How do people memorialize important experiences such as higher education? Have there been changes over time? What is remembered and what is forgotten? What new forms of scrap-booking, such a popular past-time in the late nineteenth and early twentieth century (with a recent revival in the context of renewed interest in crafts) now exist or can exist in the digital world?
As Jessy Brody’s posts in this blog on her work on the Bryn Mawr collection of scrapbooks indicates, they are rich source of material for researching past lives at Bryn Mawr College. They do not, as she has found, always tell you what you would wish to find out, being as they are, silent testimonies to the lives of Mawters in the past, communicating visually but not aurally or orally the myriad of academic and leisure experiences they had during their time here. Jessica Helfand, author of Scrapbooks: An American History has argued that scrapbooks are a form of visual autobiography to record and commemorate things that could not, for whatever reason, be expressed in words:
‘The scrapbook was the original open -source technology, a unique form of self-expression that celebrated visual sampling, culture mixing, and the appropriation and redistribution of existing media” (page xvii)
We are hoping to extend our knowledge about past experiences at Bryn Mawr College by collaborating with alums in creating digital stories, a new form of visual autobiography which melds aspects of scrapbooks with oral history to create unique personal stories. Traditional elements of scrapbooks – photographs, letters, notes, invitations, ephemera and other reminders of past experiences – are scanned and combined with an audio narrative to create an audio-visual file that looks somewhat like a mini-movie. Having been inspired by the pedagogical work in bringing digital storytelling into the classroom at the University of Richmond we have adjusted their principles of creating digital stories to reflect the needs, interests and experiences of Bryn Mawr alums (for some great examples of digital story telling from the Richmond site click here).

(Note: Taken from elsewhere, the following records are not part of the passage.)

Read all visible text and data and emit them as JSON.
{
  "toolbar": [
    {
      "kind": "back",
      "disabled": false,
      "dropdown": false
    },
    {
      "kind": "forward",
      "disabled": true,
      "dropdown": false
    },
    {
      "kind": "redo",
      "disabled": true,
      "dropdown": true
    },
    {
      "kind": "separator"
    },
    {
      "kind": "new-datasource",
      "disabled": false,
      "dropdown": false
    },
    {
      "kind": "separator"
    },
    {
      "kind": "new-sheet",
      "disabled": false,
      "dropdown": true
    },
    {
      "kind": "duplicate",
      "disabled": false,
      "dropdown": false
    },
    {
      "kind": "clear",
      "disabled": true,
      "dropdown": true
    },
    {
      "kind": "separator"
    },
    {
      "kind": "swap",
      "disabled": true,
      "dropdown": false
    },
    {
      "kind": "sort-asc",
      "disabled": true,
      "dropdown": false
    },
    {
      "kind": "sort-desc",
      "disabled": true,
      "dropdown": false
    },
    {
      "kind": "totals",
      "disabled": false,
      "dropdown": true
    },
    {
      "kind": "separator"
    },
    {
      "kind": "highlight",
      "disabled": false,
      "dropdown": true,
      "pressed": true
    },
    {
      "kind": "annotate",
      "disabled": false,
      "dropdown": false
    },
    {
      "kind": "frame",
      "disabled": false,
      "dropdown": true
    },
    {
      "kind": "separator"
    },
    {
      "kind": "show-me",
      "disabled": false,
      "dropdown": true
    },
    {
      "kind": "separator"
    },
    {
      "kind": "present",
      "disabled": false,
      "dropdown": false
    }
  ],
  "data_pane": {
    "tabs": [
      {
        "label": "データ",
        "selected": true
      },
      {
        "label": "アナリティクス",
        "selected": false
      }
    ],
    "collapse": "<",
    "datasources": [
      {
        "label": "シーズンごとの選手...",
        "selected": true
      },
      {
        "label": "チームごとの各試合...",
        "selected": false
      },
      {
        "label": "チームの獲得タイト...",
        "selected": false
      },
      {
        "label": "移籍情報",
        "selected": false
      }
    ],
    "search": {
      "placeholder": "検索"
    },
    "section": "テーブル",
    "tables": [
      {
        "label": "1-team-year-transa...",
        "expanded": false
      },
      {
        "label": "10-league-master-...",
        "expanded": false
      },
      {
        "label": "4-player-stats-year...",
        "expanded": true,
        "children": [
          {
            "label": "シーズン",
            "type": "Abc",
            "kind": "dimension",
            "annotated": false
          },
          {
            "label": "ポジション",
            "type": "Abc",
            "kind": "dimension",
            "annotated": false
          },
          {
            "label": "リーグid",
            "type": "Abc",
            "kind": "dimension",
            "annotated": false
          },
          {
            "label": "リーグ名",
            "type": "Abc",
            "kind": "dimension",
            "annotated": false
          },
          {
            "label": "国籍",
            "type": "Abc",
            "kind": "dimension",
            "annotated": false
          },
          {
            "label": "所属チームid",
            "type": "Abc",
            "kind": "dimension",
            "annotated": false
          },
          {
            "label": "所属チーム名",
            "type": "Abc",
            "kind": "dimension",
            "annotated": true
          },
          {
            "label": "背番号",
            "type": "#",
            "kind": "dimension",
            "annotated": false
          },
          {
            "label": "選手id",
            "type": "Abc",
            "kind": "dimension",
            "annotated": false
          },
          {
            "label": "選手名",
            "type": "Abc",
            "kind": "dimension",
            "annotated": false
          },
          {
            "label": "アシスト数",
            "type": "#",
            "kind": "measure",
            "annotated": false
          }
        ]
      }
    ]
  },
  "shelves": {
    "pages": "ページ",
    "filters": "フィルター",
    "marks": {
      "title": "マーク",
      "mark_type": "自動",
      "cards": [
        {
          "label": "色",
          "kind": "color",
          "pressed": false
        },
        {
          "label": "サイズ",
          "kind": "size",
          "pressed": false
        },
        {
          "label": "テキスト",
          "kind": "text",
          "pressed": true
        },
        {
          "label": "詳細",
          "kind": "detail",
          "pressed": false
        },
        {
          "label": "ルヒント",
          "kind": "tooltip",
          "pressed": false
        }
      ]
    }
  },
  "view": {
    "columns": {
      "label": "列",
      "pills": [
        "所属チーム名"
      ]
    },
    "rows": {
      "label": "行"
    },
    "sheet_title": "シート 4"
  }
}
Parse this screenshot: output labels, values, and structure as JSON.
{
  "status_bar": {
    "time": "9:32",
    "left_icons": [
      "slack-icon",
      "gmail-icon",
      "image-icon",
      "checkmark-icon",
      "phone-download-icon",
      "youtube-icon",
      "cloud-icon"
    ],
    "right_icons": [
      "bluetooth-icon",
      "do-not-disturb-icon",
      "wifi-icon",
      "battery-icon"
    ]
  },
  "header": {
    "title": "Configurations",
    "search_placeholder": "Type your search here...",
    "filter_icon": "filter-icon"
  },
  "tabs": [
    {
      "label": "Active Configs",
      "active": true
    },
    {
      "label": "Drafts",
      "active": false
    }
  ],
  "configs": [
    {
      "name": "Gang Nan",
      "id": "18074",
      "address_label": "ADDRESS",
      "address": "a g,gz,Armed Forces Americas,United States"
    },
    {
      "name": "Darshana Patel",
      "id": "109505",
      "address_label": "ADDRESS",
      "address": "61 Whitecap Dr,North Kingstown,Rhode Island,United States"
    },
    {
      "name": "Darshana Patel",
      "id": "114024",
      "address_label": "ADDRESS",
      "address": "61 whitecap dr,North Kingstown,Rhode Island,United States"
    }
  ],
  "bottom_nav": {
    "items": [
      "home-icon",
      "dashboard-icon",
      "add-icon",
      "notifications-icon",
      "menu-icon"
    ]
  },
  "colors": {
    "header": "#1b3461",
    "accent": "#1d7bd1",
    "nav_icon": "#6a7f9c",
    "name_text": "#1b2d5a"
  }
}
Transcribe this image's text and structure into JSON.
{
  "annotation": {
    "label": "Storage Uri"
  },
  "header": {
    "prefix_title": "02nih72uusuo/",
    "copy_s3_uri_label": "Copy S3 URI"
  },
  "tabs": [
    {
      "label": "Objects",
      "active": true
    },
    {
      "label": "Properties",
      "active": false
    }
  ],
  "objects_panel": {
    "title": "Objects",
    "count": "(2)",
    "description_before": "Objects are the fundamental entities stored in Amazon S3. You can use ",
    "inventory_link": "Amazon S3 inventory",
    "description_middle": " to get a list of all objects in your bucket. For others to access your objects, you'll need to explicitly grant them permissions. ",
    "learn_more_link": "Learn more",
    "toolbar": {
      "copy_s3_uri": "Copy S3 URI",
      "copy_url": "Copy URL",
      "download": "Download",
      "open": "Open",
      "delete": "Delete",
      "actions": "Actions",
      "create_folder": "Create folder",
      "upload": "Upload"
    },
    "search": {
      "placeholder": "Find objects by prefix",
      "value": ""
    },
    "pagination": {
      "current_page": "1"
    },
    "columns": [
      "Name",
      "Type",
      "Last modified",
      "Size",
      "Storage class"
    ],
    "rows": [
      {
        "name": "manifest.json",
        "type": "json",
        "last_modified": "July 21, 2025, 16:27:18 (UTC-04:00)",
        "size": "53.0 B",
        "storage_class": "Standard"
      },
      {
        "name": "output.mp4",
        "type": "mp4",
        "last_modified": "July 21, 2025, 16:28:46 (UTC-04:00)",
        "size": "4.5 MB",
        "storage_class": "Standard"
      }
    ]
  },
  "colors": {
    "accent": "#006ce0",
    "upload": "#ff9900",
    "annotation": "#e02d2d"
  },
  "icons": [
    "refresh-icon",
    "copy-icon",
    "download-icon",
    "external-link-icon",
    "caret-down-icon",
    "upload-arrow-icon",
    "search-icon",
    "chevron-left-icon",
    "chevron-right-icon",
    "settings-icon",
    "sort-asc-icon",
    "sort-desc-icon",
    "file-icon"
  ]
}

I will be working with alums through city and regional Alumnae Club chapters to assist interested Mawters in creating their own reflective pieces on their time at Bryn Mawr. The story you wish to tell is completely up to you: perhaps you would like to represent why you chose Bryn Mawr College above others? Or your experiences at a single-sex institution? Or what you think being educated at Bryn Mawr gave to you throughout your life/career? Was it a special time, a challenging time, or a mix of both? What role does a single sex educational institution have to play in the landscape of higher education today? These are merely suggestions; the digital story is truly yours. For more information on our approach to creating digital stories, click below to see a poster on the topic.
If you are interested in creating your own digital story, think about doing so as part of your local alumnae chapter and feel free to contact me any time (email@example.com)
Collecting Bryn Mawr stories is a supplement to our other work of digitizing the oral history interviews conducted in past decades which are currently on cassette tape (for more on this see blog post by student worker Isabella Barnstein on her work on creating a catalog and digitizing the collection).
Capturing the varied narratives and preserving them for future generations is an important aspect of our work and one that we hope will interest alums and the wider community of those who research, teach and simply like to hear about women’s past experiences in education.
As a reminder, you can view the scrapbooks we have currently digitized in Triptych by clicking this link (there are currently 22 albums in the collection with ongoing digitization as part of the Greenfield Digital Center initiatives in digitizing important Bryn Mawr College material).